Lang Lang: One of a Kind
Piano prodigy to perform with Milwaukee Symphony Orchestra
One can only be grateful
for the equally flamboyant Chinese pianist Lang Lang, who has created his own niche, almost
single-handedly bringing forth a new awareness of the great Romantic classical
traditions. He is still
regarded as a youthful prodigy at the age of 27.
His prodigiousness may
have preceded his birth. Lang Lang’s music-loving mother played Western
classical recordings continuously during her pregnancy, hoping for a gifted
son. He was born June 14, 1982, in Shenyang,
fortune brought his mother was an eager tyke who was playing the piano at age 2
after hearing a Liszt Rhapsody in a “Tom and Jerry” cartoon. He gave his first
public concert at 5, winning the Shenyang Piano Competition. He entered Beijing’s Central Conservatory of Music at 9 and won
international fame at the Young Pianists Competition in Germany at 11.
His appearances with the Chicago Symphony in 1999 at age 17 finalized his
Since then Lang Lang has
made several TV appearances and performed on the soundtrack of the film Painted Veil.
He has none of the icy, bloodless precision often decried as a shortcoming of some fine Asian performers, nor does he try to “redefine” the composer’s intentions with intrusive mannerisms of his own, although he has sometimes been criticized as “flashy and willful.”
Nothing could be further
from the truth. His most idolized
pianist is the great Arthur Rubinstein, whose renditions of Chopin and
Rachmaninoff have never
been equaled. From this great Romantic pianist, Lang Lang has quoted the
dictum, “The right hand may embellish the rubato to whatever poetic heights,
but the left hand maintains the steady tempo to which the movement must always
Recordings Speak Volumes
Lang Lang’s own fine
recordings speak volumes of his re-energized Romanticism. His Rachmaninoff
Second Piano Concerto begins with an uncharacteristically slow introduction, as
if preparing the listener for the soon-to-come dramatic configuration of the
often taken-for-granted first
movement, but more importantly leaning
toward the nostalgic yearning of the great adagio—a favorite of several film
scores. Lang Lang views this most poignant of all concertos as all of a piece
rather than a series, avoiding the sleight-of-hand sentimentalism that cloys
the familiar melodies.
His approach to
Tchaikovsky is very Russian. He admits to a love for the neighboring country’s
music. Once more Lang Lang displays his misunderstood “willfulness” by
highlighting the andante’s tempos
to a savoring, quiet reticence, although audiences are more accustomed to
hailing the boisterous warhorse of a first movement.
His feeling of central
unity works even better in his superb recordings of the Chopin concertos. This

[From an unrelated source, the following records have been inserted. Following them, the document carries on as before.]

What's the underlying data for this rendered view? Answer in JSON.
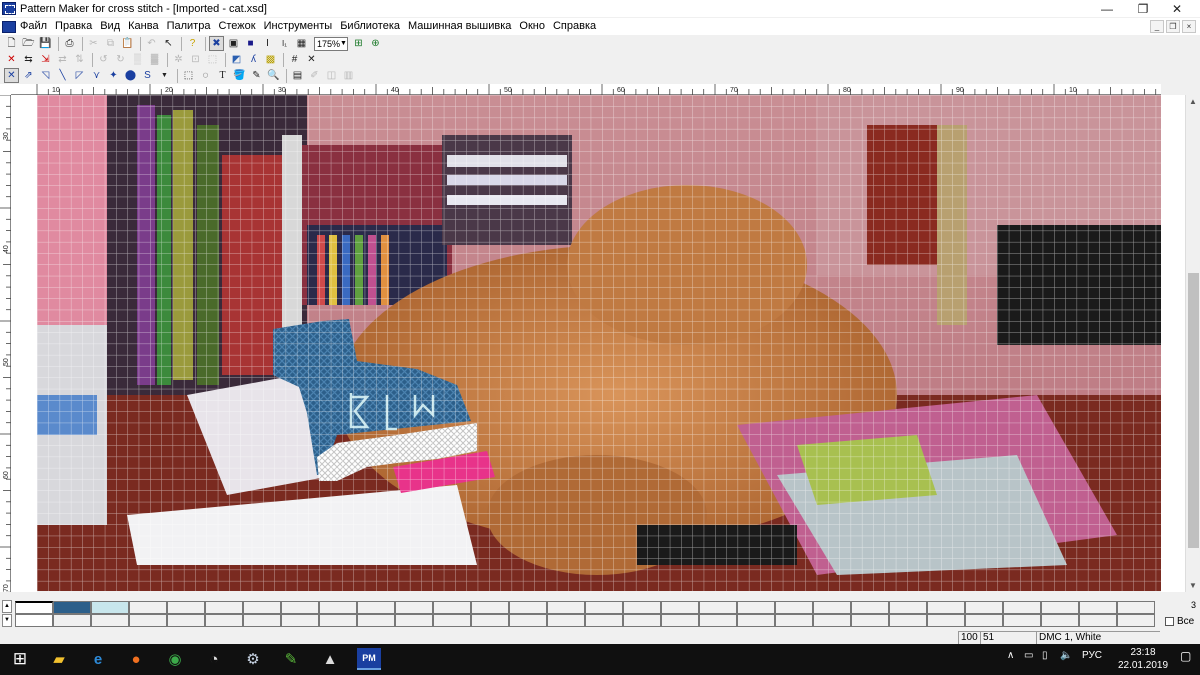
{
  "window": {
    "title": "Pattern Maker for cross stitch - [Imported - cat.xsd]",
    "minimize": "—",
    "maximize": "❐",
    "close": "✕"
  },
  "menubar": {
    "items": [
      "Файл",
      "Правка",
      "Вид",
      "Канва",
      "Палитра",
      "Стежок",
      "Инструменты",
      "Библиотека",
      "Машинная вышивка",
      "Окно",
      "Справка"
    ],
    "mdi_minimize": "_",
    "mdi_restore": "❐",
    "mdi_close": "×"
  },
  "toolbar1": {
    "zoom_value": "175%",
    "zoom_arrow": "▼"
  },
  "ruler": {
    "top_labels": [
      "10",
      "20",
      "30",
      "40",
      "50",
      "60",
      "70",
      "80",
      "90",
      "10"
    ],
    "left_labels": [
      "30",
      "40",
      "50",
      "60",
      "70"
    ]
  },
  "palette": {
    "colors": [
      "#ffffff",
      "#2c5f8a",
      "#c8e6ec"
    ],
    "empty_cell_color": "#f0f0f0",
    "counter": "3",
    "all_label": "Все"
  },
  "status": {
    "coord_x": "100",
    "coord_y": "51",
    "thread": "DMC  1, White"
  },
  "taskbar": {
    "lang": "РУС",
    "time": "23:18",
    "date": "22.01.2019"
  },
  "colors": {
    "grid_line": "#ffffff",
    "stitch_blue": "#2c5f8a",
    "stitch_white": "#ffffff",
    "highlight": "#e8338a"
  }
}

composer was never much of an orchestrator and his early concertos are not his
best work, but Lang Lang caresses the
music with a tentative touch, allowing the listener to fully savor the slow
movements, the heart of the compositions. He does not allow the pieces’
wayward, often-uncertain development to diffuse their poetic wholeness or
permit the truly beautiful moments to slip away.
Beethoven’s Fourth Piano
Concerto is the first to really surpass the work of Mozart. Its tricky serenity
is untypical for this composer, but the drama is carefully submerged in that
glorious first movement cascade. According to Lang Lang, “It is almost impossible to
find the relaxation necessary to begin the opening theme—you feel alone and
powerless.” Like the famous Rubinstein recording, Lang Lang lets the work
breathe at its own tempo, treating the dramatic moments as refreshing asides.
Lang Lang’s unique
perception of this musical culture may not have come from his native
birthright, but he embraces it with a new, refreshing understanding that
derives not just from a love of music, but with a feeling for music’s universal
greatness. Apart from his superb
musical gifts, this is something for which music lovers should be grateful.
Like all the greats, he is one of a kind.
Lang Lang will play Prokofiev’s Piano Concerto No. 3 with the Milwaukee Symphony Orchestra at 7:30 p.m. on April 21 at the Marcus Center for the Performing Arts.